Essentially we’re stuck in the middle – we want the benefits of the depth and scale the internet gives us, but even with search engines finding what you want is akin to locating a needle in the proverbial haystack. You’re more likely to find a cute kitten instead. What we actually need is a way of making the internet smart so it understands about us, learns what we like/dislike and uses this to run our lives – like an enormously powerful Amazon recommendation engine. Or alternatively I should find someone I can just outsource my holiday planning to……………

Enhanced by Zemanta

May 8, 2012 Posted by | Marketing, Social Media | , , , , , , , , | 2 Comments

The C-word and social media

Events over the last week have got me thinking about social media and the C-word (censorship). Firstly, Twitter announced that it was ‘accommodating countries that have different ideas about the contours of freedom of expression’, i.e. enabling the blocking and deletion of tweets on a country by country basis. The example it gives is the legal ban on pro-Nazi speech in Germany and France, which no right thinking person is going to disagree with. The issue obviously comes when something is not to the taste of a particular regime, but a key issue that citizens of that country want to discuss. If you take the example of last year’s Arab Spring uprisings, would the tweets of protesters have been removed?

BERLIN, GERMANY - JANUARY 10:  A printing pres...

Image by Getty Images via @daylife

At the same time the European Union has published its new Data Protection Laws, which, if passed, will become law across all 27 EU members.
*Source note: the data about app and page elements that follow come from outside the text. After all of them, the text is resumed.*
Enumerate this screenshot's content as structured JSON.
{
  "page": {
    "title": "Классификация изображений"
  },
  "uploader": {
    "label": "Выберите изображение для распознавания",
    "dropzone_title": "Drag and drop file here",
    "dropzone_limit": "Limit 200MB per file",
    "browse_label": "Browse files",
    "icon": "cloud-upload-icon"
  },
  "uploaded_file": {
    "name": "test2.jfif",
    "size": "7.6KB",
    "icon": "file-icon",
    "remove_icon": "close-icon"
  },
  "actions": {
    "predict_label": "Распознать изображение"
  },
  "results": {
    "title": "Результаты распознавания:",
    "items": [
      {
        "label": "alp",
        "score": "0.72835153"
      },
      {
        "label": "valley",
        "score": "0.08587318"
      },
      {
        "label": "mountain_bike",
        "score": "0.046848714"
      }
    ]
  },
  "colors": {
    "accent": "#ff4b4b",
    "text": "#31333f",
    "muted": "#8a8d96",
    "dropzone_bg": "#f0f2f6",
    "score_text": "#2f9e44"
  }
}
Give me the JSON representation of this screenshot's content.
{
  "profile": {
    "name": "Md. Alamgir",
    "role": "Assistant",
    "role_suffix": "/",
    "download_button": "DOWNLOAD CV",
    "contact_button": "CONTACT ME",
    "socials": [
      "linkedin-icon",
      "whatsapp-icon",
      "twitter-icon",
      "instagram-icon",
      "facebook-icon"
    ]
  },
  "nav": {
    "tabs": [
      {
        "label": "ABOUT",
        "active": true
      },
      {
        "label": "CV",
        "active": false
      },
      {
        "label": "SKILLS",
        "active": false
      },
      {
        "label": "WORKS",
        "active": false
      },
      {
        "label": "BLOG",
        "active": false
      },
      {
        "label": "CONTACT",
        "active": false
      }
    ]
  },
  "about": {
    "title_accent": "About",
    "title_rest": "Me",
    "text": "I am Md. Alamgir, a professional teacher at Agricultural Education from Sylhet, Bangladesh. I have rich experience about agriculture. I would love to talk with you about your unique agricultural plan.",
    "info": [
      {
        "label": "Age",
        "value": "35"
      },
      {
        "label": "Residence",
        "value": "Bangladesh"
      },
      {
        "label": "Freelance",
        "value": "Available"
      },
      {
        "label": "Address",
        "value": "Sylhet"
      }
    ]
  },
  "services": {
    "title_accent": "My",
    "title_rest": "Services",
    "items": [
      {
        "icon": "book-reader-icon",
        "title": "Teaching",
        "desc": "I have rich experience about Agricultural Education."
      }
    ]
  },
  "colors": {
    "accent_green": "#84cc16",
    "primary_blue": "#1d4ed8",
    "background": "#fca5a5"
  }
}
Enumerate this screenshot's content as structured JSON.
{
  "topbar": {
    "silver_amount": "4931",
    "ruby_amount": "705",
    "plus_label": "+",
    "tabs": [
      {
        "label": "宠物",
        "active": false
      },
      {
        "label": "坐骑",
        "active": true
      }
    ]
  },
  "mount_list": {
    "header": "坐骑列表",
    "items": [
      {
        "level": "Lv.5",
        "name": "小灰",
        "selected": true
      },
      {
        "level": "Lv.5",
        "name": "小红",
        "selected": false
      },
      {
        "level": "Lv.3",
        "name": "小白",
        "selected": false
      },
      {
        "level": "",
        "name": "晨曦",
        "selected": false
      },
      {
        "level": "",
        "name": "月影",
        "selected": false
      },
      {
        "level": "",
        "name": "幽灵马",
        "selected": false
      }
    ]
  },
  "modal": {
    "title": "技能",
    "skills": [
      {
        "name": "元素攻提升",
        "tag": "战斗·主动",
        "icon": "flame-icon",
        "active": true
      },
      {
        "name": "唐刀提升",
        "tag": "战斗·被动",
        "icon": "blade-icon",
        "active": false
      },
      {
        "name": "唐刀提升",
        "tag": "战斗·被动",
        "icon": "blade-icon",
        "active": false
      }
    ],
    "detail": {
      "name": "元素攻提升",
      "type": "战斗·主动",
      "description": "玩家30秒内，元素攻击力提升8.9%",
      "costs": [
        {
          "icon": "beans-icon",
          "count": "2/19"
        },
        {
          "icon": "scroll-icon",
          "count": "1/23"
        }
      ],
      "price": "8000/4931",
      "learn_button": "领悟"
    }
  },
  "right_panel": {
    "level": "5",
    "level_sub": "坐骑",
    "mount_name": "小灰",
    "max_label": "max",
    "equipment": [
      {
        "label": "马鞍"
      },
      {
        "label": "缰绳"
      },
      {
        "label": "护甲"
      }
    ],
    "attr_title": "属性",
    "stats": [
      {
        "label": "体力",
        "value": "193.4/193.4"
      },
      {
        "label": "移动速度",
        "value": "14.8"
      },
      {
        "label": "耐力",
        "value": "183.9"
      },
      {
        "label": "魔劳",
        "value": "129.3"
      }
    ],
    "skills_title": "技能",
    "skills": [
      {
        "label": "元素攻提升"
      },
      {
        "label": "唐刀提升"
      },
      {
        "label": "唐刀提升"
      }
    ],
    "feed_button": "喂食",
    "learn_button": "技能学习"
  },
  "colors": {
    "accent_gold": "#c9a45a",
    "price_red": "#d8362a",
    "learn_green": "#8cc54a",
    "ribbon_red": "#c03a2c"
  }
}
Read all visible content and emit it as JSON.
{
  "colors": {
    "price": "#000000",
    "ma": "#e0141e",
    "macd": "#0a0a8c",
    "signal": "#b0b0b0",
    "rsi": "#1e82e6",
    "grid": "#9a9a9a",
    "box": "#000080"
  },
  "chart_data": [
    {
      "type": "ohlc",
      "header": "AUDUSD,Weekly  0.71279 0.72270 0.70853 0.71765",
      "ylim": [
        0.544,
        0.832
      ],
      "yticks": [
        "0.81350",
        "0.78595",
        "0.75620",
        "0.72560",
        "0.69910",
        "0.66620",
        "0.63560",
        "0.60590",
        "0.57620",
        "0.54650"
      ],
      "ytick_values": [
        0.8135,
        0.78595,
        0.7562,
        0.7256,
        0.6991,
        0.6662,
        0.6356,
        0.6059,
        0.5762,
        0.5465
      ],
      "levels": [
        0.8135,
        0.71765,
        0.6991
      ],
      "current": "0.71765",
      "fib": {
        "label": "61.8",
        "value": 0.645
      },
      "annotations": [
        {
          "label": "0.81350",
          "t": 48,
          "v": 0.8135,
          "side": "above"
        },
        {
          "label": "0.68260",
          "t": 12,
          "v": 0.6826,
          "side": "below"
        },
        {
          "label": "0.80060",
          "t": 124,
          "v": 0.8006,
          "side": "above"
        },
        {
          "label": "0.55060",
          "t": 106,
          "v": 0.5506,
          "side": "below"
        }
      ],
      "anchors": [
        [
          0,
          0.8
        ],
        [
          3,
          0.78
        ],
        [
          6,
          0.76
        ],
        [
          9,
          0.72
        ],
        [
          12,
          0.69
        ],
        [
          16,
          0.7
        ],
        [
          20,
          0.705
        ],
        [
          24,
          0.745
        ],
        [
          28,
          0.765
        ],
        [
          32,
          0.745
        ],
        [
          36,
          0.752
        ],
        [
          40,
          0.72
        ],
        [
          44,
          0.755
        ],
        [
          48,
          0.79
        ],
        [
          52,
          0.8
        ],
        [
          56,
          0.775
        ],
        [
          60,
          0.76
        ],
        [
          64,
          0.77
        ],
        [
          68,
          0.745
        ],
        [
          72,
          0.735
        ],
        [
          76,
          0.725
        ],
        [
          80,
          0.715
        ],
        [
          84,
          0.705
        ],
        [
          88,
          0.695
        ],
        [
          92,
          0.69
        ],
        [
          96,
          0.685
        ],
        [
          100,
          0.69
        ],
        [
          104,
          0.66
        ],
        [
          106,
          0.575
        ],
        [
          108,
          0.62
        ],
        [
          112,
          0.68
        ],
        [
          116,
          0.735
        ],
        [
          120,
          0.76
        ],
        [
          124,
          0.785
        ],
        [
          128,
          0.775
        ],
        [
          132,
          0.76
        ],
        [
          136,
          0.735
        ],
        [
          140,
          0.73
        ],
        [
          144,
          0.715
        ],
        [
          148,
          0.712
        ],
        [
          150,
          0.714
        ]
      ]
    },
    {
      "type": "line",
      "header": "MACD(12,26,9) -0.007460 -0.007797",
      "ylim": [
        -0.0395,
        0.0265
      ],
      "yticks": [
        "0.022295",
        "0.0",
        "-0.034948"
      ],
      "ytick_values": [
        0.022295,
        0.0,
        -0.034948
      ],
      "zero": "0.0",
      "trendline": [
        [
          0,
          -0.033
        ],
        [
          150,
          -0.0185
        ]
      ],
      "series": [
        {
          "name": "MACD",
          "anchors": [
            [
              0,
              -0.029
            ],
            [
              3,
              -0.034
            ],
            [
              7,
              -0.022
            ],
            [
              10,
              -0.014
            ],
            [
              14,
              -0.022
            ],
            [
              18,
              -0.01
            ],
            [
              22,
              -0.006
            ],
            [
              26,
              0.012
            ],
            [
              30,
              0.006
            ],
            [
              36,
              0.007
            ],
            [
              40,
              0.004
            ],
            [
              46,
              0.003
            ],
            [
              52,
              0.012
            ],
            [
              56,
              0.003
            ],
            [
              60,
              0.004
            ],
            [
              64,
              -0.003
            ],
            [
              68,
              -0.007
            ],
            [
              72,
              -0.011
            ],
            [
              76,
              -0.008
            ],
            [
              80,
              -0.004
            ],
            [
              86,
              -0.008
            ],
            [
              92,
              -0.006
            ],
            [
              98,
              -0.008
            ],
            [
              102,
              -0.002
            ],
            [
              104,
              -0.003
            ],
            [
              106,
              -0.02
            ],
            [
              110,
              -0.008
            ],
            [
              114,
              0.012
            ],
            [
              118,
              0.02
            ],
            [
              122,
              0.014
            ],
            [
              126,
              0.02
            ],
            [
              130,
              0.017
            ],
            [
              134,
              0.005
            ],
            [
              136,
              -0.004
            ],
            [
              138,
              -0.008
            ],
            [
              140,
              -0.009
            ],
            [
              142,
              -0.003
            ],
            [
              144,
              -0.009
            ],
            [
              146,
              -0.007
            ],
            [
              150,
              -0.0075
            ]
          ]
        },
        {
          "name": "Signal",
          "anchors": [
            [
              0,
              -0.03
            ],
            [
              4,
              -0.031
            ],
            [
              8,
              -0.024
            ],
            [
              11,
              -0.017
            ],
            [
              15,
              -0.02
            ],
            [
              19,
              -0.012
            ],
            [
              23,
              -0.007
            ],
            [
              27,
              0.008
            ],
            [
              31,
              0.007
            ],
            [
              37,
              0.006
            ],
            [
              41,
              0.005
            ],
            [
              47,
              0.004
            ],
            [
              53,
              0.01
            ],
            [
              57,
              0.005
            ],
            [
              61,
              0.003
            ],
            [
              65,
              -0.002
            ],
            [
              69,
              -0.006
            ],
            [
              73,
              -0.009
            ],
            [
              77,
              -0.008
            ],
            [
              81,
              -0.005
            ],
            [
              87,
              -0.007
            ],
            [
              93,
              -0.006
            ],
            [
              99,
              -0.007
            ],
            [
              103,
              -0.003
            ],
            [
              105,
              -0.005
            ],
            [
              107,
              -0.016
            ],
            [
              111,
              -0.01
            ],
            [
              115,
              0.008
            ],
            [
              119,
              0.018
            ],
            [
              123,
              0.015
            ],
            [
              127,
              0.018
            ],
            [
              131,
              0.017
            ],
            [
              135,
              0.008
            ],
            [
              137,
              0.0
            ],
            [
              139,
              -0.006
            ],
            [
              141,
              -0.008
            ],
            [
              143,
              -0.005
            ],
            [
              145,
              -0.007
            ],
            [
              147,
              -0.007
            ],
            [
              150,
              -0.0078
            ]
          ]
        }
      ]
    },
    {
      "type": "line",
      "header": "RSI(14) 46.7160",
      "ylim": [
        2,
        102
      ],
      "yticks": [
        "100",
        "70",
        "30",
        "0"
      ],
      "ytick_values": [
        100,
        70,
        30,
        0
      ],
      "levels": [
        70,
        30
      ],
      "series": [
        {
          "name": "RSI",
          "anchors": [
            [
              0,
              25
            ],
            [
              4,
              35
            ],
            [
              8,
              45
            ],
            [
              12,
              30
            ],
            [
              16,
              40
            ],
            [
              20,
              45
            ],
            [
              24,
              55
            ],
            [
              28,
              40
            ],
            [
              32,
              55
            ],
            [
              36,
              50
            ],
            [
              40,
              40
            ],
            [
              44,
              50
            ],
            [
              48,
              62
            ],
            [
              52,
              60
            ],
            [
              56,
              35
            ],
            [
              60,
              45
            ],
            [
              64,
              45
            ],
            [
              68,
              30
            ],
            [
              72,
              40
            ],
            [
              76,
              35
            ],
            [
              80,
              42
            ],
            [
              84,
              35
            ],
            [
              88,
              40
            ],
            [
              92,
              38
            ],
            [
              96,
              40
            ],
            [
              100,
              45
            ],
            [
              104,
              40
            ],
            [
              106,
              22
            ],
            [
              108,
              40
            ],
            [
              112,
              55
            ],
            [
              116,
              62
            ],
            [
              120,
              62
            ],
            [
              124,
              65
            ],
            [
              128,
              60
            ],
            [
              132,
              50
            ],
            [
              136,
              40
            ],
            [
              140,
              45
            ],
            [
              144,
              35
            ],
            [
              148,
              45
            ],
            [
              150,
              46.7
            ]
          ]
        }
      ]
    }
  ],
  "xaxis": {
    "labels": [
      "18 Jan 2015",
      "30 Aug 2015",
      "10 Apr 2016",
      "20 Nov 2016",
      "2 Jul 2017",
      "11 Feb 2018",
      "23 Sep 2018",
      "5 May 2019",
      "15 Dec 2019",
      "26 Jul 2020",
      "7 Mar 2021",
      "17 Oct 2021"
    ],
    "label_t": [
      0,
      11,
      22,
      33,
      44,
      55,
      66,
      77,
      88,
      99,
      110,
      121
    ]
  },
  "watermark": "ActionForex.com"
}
These include the so-called Right to Forget, which means any citizen can demand that information they have posted on social media is not just removed from that network, but the entire web. Again, this is a question of degree – removing that dodgy student photo from Facebook when you start going for job interviews is one thing, deleting a tweet from a politician that makes him/her look stupid seems to me to be completely different.

None of this is new – all through history there’s been a conflict over the control of how information is distributed. In early civilisations this was pretty simple – only certain people could read/write/chisel hieroglyphics so rulers could keep a close eye on them. And if malcontents daubed slogans on the walls of public places, not a huge number of people would see them.

Obviously this changed with the printing press, which provided the ability to make multiple copies of documents relatively quickly and easily. So governments regulated printers (and pretty much still do) to try and control what information was disseminated. What makes the internet and social media so different is that you don’t need expensive printing and distribution channels – you can tweet or send a Facebook update using a mobile phone or PC from anywhere. Governments can track down who is responsible, but it takes time, hence the wholesale banning of social media

or switching off of mobile networks, for example in Egypt last year.

So, you can see Twitter’s new rules and the EU’s laws as just part of an ongoing struggle between the rulers and the ruled. However I think that social media has tipped the balance towards citizens and away from governments – it is simply too difficult to regulate, even with the support of the networks themselves. New ones will simply spring up – and the only way to combat them will be to switch off the internet entirely. And in our connected, web world that cripples a country’s ability to operate. So while censorship is still a threat it is beginning to become an increasingly empty one.


Enhanced by Zemanta

January 30, 2012 Posted by | PR, Social Media | , , , , , , , , | 1 Comment